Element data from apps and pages
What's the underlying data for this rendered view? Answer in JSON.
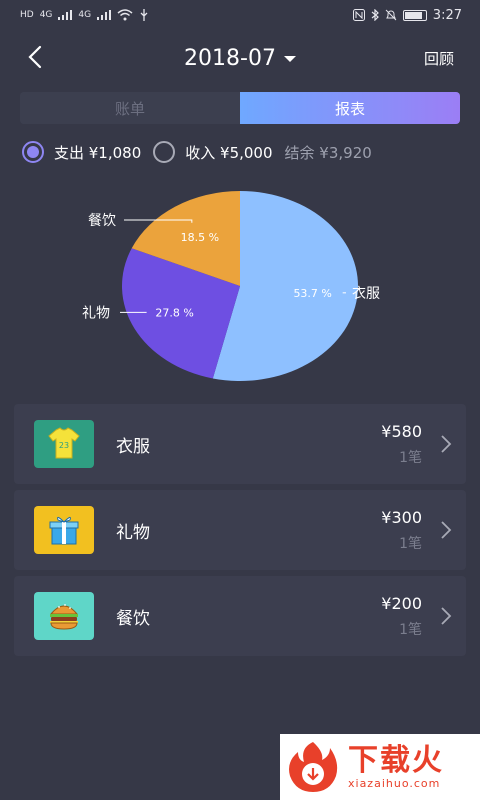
{
  "status_bar": {
    "left_icons": [
      "hd-icon",
      "signal-4g-icon",
      "signal-4g-icon",
      "wifi-icon",
      "usb-icon"
    ],
    "left_labels": [
      "HD",
      "4G",
      "4G"
    ],
    "right_icons": [
      "nfc-icon",
      "bluetooth-icon",
      "mute-icon",
      "battery-icon"
    ],
    "time": "3:27",
    "battery_level": 0.85
  },
  "nav": {
    "title": "2018-07",
    "review_label": "回顾"
  },
  "tabs": [
    {
      "label": "账单",
      "active": false
    },
    {
      "label": "报表",
      "active": true
    }
  ],
  "filter": {
    "expense_label": "支出 ¥1,080",
    "income_label": "收入 ¥5,000",
    "balance_label": "结余 ¥3,920",
    "selected": "expense"
  },
  "chart_data": {
    "type": "pie",
    "series": [
      {
        "name": "衣服",
        "value": 53.7,
        "label": "53.7 %",
        "color": "#8ec0ff"
      },
      {
        "name": "礼物",
        "value": 27.8,
        "label": "27.8 %",
        "color": "#6e4fe2"
      },
      {
        "name": "餐饮",
        "value": 18.5,
        "label": "18.5 %",
        "color": "#eba33c"
      }
    ]
  },
  "items": [
    {
      "name": "衣服",
      "amount": "¥580",
      "count": "1笔",
      "icon": "shirt-icon",
      "bg": "#2f9e82"
    },
    {
      "name": "礼物",
      "amount": "¥300",
      "count": "1笔",
      "icon": "gift-icon",
      "bg": "#f2c020"
    },
    {
      "name": "餐饮",
      "amount": "¥200",
      "count": "1笔",
      "icon": "burger-icon",
      "bg": "#5fd6c8"
    }
  ],
  "watermark": {
    "text_cn": "下载火",
    "text_en": "xiazaihuo.com"
  }
}
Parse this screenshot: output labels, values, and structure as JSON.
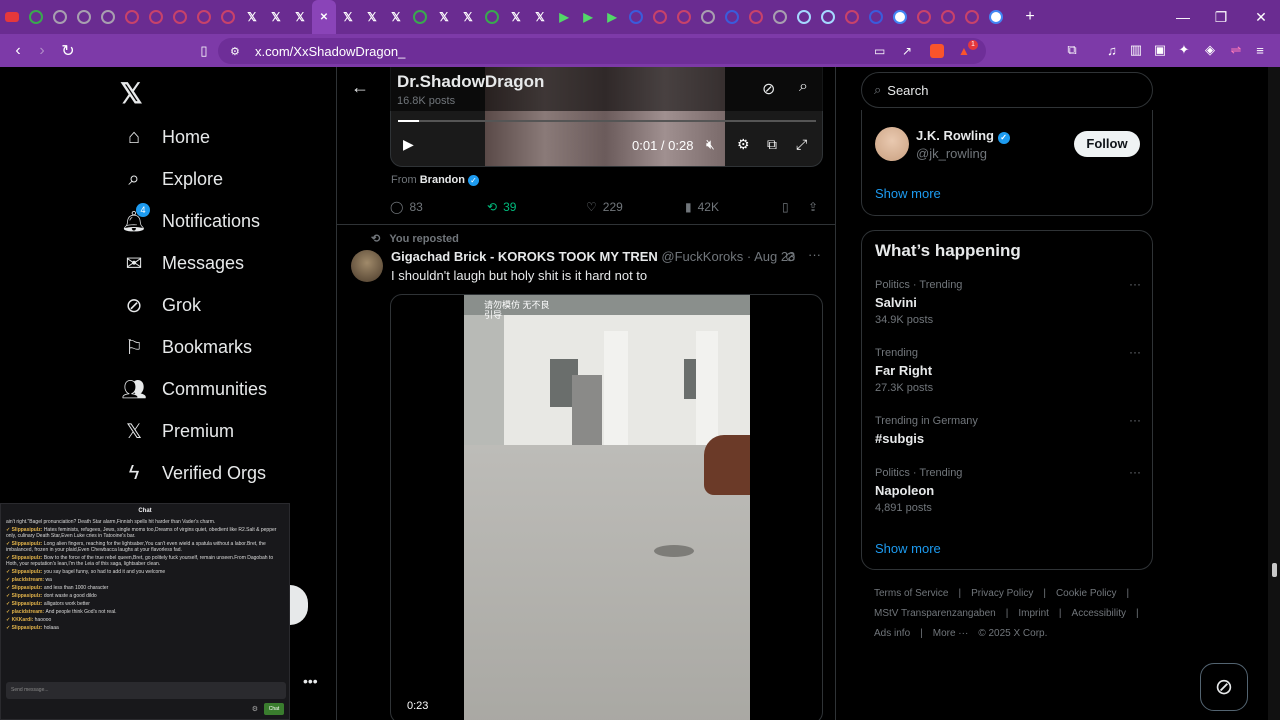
{
  "browser": {
    "tabs": [
      {
        "icon": "youtube-icon",
        "color": "#e5383b"
      },
      {
        "icon": "generic-icon",
        "color": "#3aa84f"
      },
      {
        "icon": "generic-icon",
        "color": "#a89fb0"
      },
      {
        "icon": "generic-icon",
        "color": "#a89fb0"
      },
      {
        "icon": "generic-icon",
        "color": "#a89fb0"
      },
      {
        "icon": "generic-icon",
        "color": "#c8426a"
      },
      {
        "icon": "generic-icon",
        "color": "#c8426a"
      },
      {
        "icon": "generic-icon",
        "color": "#c8426a"
      },
      {
        "icon": "generic-icon",
        "color": "#c8426a"
      },
      {
        "icon": "generic-icon",
        "color": "#c8426a"
      },
      {
        "icon": "x-icon",
        "color": "#ffffff"
      },
      {
        "icon": "x-icon",
        "color": "#ffffff"
      },
      {
        "icon": "x-icon",
        "color": "#ffffff"
      },
      {
        "icon": "close-icon",
        "color": "#ffffff"
      },
      {
        "icon": "x-icon",
        "color": "#ffffff"
      },
      {
        "icon": "x-icon",
        "color": "#ffffff"
      },
      {
        "icon": "x-icon",
        "color": "#ffffff"
      },
      {
        "icon": "generic-icon",
        "color": "#3aa84f"
      },
      {
        "icon": "x-icon",
        "color": "#ffffff"
      },
      {
        "icon": "x-icon",
        "color": "#ffffff"
      },
      {
        "icon": "generic-icon",
        "color": "#3aa84f"
      },
      {
        "icon": "x-icon",
        "color": "#ffffff"
      },
      {
        "icon": "x-icon",
        "color": "#ffffff"
      },
      {
        "icon": "play-icon",
        "color": "#53d769"
      },
      {
        "icon": "play-icon",
        "color": "#53d769"
      },
      {
        "icon": "play-icon",
        "color": "#53d769"
      },
      {
        "icon": "generic-icon",
        "color": "#3b5bdb"
      },
      {
        "icon": "generic-icon",
        "color": "#c8426a"
      },
      {
        "icon": "generic-icon",
        "color": "#c8426a"
      },
      {
        "icon": "generic-icon",
        "color": "#a89fb0"
      },
      {
        "icon": "generic-icon",
        "color": "#3b5bdb"
      },
      {
        "icon": "generic-icon",
        "color": "#c8426a"
      },
      {
        "icon": "generic-icon",
        "color": "#a89fb0"
      },
      {
        "icon": "generic-icon",
        "color": "#a5d8ff"
      },
      {
        "icon": "generic-icon",
        "color": "#a5d8ff"
      },
      {
        "icon": "generic-icon",
        "color": "#c8426a"
      },
      {
        "icon": "generic-icon",
        "color": "#3b5bdb"
      },
      {
        "icon": "google-icon",
        "color": "#ffffff"
      },
      {
        "icon": "generic-icon",
        "color": "#c8426a"
      },
      {
        "icon": "generic-icon",
        "color": "#c8426a"
      },
      {
        "icon": "generic-icon",
        "color": "#c8426a"
      },
      {
        "icon": "google-icon",
        "color": "#ffffff"
      }
    ],
    "new_tab": "+",
    "url": "x.com/XxShadowDragon_",
    "brave_badge": "1"
  },
  "nav": {
    "items": [
      {
        "label": "Home",
        "icon": "home-icon"
      },
      {
        "label": "Explore",
        "icon": "search-icon"
      },
      {
        "label": "Notifications",
        "icon": "bell-icon",
        "badge": "4"
      },
      {
        "label": "Messages",
        "icon": "mail-icon"
      },
      {
        "label": "Grok",
        "icon": "grok-icon"
      },
      {
        "label": "Bookmarks",
        "icon": "bookmark-icon"
      },
      {
        "label": "Communities",
        "icon": "communities-icon"
      },
      {
        "label": "Premium",
        "icon": "x-icon"
      },
      {
        "label": "Verified Orgs",
        "icon": "bolt-icon"
      }
    ]
  },
  "chat": {
    "title": "Chat",
    "messages": [
      {
        "user": "",
        "text": "ain't right.\"Bagel pronunciation? Death Star alarm,Finnish spells hit harder than Vader's charm."
      },
      {
        "user": "Slippasipulz:",
        "text": "Hates feminists, refugees, Jews, single moms too,Dreams of virgins quiet, obedient like R2.Salt & pepper only, culinary Death Star,Even Luke cries in Tatooine's bar."
      },
      {
        "user": "Slippasipulz:",
        "text": "Long alien fingers, reaching for the lightsaber,You can't even wield a spatula without a labor.Bret, the imbalanced, frozen in your plaid,Even Chewbacca laughs at your flavorless fad."
      },
      {
        "user": "Slippasipulz:",
        "text": "Bow to the force of the true rebel queen,Bret, go politely fuck yourself, remain unseen.From Dagobah to Hoth, your reputation's lean,I'm the Leia of this saga, lightsaber clean."
      },
      {
        "user": "Slippasipulz:",
        "text": "you say bagel funny, so had to add it and you welcome"
      },
      {
        "user": "placidstream:",
        "text": "wa"
      },
      {
        "user": "Slippasipulz:",
        "text": "and less than 1000 character"
      },
      {
        "user": "Slippasipulz:",
        "text": "dont waste a good dildo"
      },
      {
        "user": "Slippasipulz:",
        "text": "alligators work better"
      },
      {
        "user": "placidstream:",
        "text": "And people think God's not real."
      },
      {
        "user": "KKKardi:",
        "text": "haoooo"
      },
      {
        "user": "Slippasipulz:",
        "text": "holaaa"
      }
    ],
    "placeholder": "Send message...",
    "send": "Chat"
  },
  "main": {
    "header_title": "Dr.ShadowDragon",
    "header_sub": "16.8K posts",
    "video1": {
      "time": "0:01 / 0:28"
    },
    "from_label": "From",
    "from_name": "Brandon",
    "stats": {
      "replies": "83",
      "reposts": "39",
      "likes": "229",
      "views": "42K"
    },
    "repost_label": "You reposted",
    "post2": {
      "author": "Gigachad Brick - KOROKS TOOK MY TREN",
      "handle": "@FuckKoroks · Aug 23",
      "text": "I shouldn't laugh but holy shit is it hard not to",
      "video_time": "0:23",
      "overlay_text": "请勿模仿 无不良引导"
    }
  },
  "right": {
    "search_placeholder": "Search",
    "follow": {
      "name": "J.K. Rowling",
      "handle": "@jk_rowling",
      "button": "Follow"
    },
    "show_more": "Show more",
    "happening_title": "What’s happening",
    "trends": [
      {
        "cat": "Politics · Trending",
        "name": "Salvini",
        "count": "34.9K posts"
      },
      {
        "cat": "Trending",
        "name": "Far Right",
        "count": "27.3K posts"
      },
      {
        "cat": "Trending in Germany",
        "name": "#subgis",
        "count": ""
      },
      {
        "cat": "Politics · Trending",
        "name": "Napoleon",
        "count": "4,891 posts"
      }
    ],
    "show_more2": "Show more",
    "footer": {
      "l1": [
        "Terms of Service",
        "|",
        "Privacy Policy",
        "|",
        "Cookie Policy",
        "|"
      ],
      "l2": [
        "MStV Transparenzangaben",
        "|",
        "Imprint",
        "|",
        "Accessibility",
        "|"
      ],
      "l3": [
        "Ads info",
        "|",
        "More ···",
        "© 2025 X Corp."
      ]
    }
  },
  "colors": {
    "accent": "#1d9bf0",
    "repost": "#00ba7c",
    "tabbar": "#6a2c91"
  }
}
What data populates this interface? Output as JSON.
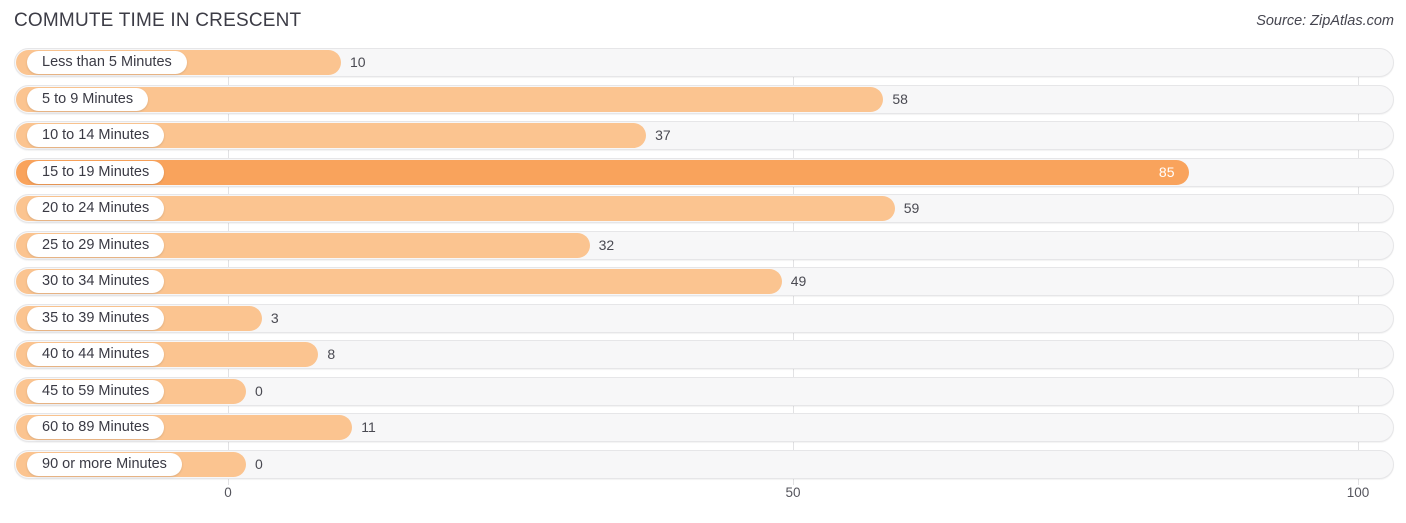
{
  "header": {
    "title": "COMMUTE TIME IN CRESCENT",
    "source": "Source: ZipAtlas.com"
  },
  "colors": {
    "bar": "#fbc490",
    "bar_max": "#f9a35c",
    "track": "#f7f7f8",
    "grid": "#e2e2e4",
    "text": "#3a3a44"
  },
  "chart_data": {
    "type": "bar",
    "orientation": "horizontal",
    "title": "COMMUTE TIME IN CRESCENT",
    "xlabel": "",
    "ylabel": "",
    "xlim": [
      0,
      100
    ],
    "xticks": [
      0,
      50,
      100
    ],
    "xtick_labels": [
      "0",
      "50",
      "100"
    ],
    "grid": true,
    "legend": "none",
    "categories": [
      "Less than 5 Minutes",
      "5 to 9 Minutes",
      "10 to 14 Minutes",
      "15 to 19 Minutes",
      "20 to 24 Minutes",
      "25 to 29 Minutes",
      "30 to 34 Minutes",
      "35 to 39 Minutes",
      "40 to 44 Minutes",
      "45 to 59 Minutes",
      "60 to 89 Minutes",
      "90 or more Minutes"
    ],
    "values": [
      10,
      58,
      37,
      85,
      59,
      32,
      49,
      3,
      8,
      0,
      11,
      0
    ],
    "value_labels": [
      "10",
      "58",
      "37",
      "85",
      "59",
      "32",
      "49",
      "3",
      "8",
      "0",
      "11",
      "0"
    ],
    "max_value": 85,
    "max_index": 3
  }
}
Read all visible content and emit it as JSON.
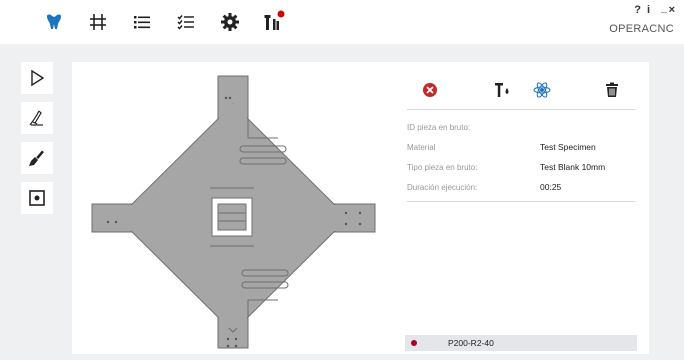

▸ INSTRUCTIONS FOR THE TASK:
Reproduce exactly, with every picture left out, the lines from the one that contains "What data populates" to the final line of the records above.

▸ SOLUTION FOR THIS TASK:
What data populates this interface? Output as JSON.
{
  "header": {
    "title": "COMMUTE TIME IN CRESCENT",
    "source": "Source: ZipAtlas.com"
  },
  "colors": {
    "bar": "#fbc490",
    "bar_max": "#f9a35c",
    "track": "#f7f7f8",
    "grid": "#e2e2e4",
    "text": "#3a3a44"
  },
  "chart_data": {
    "type": "bar",
    "orientation": "horizontal",
    "title": "COMMUTE TIME IN CRESCENT",
    "xlabel": "",
    "ylabel": "",
    "xlim": [
      0,
      100
    ],
    "xticks": [
      0,
      50,
      100
    ],
    "xtick_labels": [
      "0",
      "50",
      "100"
    ],
    "grid": true,
    "legend": "none",
    "categories": [
      "Less than 5 Minutes",
      "5 to 9 Minutes",
      "10 to 14 Minutes",
      "15 to 19 Minutes",
      "20 to 24 Minutes",
      "25 to 29 Minutes",
      "30 to 34 Minutes",
      "35 to 39 Minutes",
      "40 to 44 Minutes",
      "45 to 59 Minutes",
      "60 to 89 Minutes",
      "90 or more Minutes"
    ],
    "values": [
      10,
      58,
      37,
      85,
      59,
      32,
      49,
      3,
      8,
      0,
      11,
      0
    ],
    "value_labels": [
      "10",
      "58",
      "37",
      "85",
      "59",
      "32",
      "49",
      "3",
      "8",
      "0",
      "11",
      "0"
    ],
    "max_value": 85,
    "max_index": 3
  }
}
Read all visible content and emit it as JSON.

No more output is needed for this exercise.